2
$\begingroup$

Given a sample $X_1,...,X_N$. If $X_i \overset{idd}{\sim} F$ which will be the distribution of sample $Y_1, ..., Y_N$ where $Y_i=F(X_i)$ and why?

$\endgroup$

1 Answer 1

5
$\begingroup$

I fear you might be confusing two concepts that use the same letter for totally different purposes.

An $F$ distribution is a particular continuous distribution. It arises in ANOVA and linear regression.

$F$ as a function typically denotes the cumulative distribution function (CDF) for some random variable $X$, where it tends to be denoted $F_X$.

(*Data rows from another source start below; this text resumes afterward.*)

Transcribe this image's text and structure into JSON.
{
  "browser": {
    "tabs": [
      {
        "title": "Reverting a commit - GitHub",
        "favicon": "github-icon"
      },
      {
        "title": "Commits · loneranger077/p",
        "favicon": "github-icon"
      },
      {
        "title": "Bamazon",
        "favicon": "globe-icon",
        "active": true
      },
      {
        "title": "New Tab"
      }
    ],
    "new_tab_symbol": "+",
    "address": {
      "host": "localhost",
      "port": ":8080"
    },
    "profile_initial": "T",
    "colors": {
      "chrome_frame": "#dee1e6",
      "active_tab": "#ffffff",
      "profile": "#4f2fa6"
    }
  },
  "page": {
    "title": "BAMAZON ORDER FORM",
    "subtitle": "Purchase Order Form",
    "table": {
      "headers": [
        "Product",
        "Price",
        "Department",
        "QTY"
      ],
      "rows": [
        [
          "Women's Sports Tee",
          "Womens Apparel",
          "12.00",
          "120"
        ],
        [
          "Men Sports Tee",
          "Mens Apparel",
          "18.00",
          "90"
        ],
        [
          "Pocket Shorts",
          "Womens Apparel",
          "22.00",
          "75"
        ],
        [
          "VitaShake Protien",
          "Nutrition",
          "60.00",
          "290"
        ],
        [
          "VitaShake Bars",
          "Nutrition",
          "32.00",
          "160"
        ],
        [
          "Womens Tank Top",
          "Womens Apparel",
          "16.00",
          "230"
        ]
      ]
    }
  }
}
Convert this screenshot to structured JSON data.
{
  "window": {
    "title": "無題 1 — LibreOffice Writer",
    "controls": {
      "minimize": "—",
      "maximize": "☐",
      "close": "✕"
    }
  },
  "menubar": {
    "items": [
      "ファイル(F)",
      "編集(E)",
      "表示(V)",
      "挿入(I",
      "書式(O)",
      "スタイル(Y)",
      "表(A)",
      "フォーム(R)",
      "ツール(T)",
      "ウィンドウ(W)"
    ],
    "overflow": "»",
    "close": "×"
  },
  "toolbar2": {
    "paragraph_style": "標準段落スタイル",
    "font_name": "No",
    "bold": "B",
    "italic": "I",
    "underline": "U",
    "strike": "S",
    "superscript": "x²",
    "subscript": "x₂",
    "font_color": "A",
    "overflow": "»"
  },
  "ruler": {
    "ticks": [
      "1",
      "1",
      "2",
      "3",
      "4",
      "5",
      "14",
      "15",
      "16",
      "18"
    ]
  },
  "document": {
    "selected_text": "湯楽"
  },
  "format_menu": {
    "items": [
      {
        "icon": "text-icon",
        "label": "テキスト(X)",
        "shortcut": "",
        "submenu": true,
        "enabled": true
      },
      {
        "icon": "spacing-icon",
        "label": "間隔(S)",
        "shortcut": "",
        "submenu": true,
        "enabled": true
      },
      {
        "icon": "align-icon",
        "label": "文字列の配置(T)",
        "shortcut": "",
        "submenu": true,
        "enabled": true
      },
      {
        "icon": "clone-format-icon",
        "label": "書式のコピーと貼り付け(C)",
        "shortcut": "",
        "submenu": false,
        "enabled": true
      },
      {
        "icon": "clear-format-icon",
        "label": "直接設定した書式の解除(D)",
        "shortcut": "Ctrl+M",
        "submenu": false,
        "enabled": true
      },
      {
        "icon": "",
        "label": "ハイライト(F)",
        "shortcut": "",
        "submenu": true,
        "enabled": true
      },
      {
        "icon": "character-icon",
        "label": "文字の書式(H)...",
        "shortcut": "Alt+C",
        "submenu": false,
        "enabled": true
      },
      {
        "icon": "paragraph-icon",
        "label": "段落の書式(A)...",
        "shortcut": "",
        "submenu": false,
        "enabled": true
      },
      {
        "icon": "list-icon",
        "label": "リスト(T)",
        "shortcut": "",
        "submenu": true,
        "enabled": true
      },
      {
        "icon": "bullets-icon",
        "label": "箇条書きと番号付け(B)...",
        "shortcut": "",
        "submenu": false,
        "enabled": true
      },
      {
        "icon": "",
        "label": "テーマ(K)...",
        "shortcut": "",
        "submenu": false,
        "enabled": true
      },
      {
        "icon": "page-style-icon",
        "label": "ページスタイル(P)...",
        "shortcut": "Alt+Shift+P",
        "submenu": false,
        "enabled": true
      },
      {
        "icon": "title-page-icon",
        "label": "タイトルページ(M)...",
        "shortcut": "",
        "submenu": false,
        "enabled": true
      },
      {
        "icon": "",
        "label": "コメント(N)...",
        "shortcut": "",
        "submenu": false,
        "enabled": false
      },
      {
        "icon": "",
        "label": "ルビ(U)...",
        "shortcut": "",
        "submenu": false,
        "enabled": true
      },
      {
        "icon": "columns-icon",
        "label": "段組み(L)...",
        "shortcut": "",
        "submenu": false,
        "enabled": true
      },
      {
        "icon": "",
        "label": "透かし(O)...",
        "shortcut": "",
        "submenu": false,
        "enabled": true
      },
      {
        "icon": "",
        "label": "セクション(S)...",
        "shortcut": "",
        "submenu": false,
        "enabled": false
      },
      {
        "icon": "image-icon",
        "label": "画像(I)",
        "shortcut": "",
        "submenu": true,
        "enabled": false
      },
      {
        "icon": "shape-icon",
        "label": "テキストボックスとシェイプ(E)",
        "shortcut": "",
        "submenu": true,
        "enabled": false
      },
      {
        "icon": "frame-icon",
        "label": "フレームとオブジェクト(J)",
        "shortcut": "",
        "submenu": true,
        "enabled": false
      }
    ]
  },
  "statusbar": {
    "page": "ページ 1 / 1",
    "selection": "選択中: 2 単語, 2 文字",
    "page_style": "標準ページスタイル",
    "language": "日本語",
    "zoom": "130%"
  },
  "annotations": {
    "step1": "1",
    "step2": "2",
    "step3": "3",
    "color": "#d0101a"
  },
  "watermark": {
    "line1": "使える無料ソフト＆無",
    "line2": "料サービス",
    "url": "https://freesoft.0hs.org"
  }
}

Applying the CDF as a transformation transforms a continuous random variable to $U(0,1)$. That applies for any continuous distribution, not just $F$-distributions. Consequently, if you have a continuous distribution and transform it according to its CDF, your transformed variable has a $U(0,1)$ distribution.

That is, $Y_i=F_{X_i}(X_i)\sim U(0,1)$. This is called the probability integral transform.

$\endgroup$

Your Answer

By clicking “Post Your Answer”, you agree to our terms of service, privacy policy and cookie policy

Not the answer you're looking for? Browse other questions tagged or ask your own question.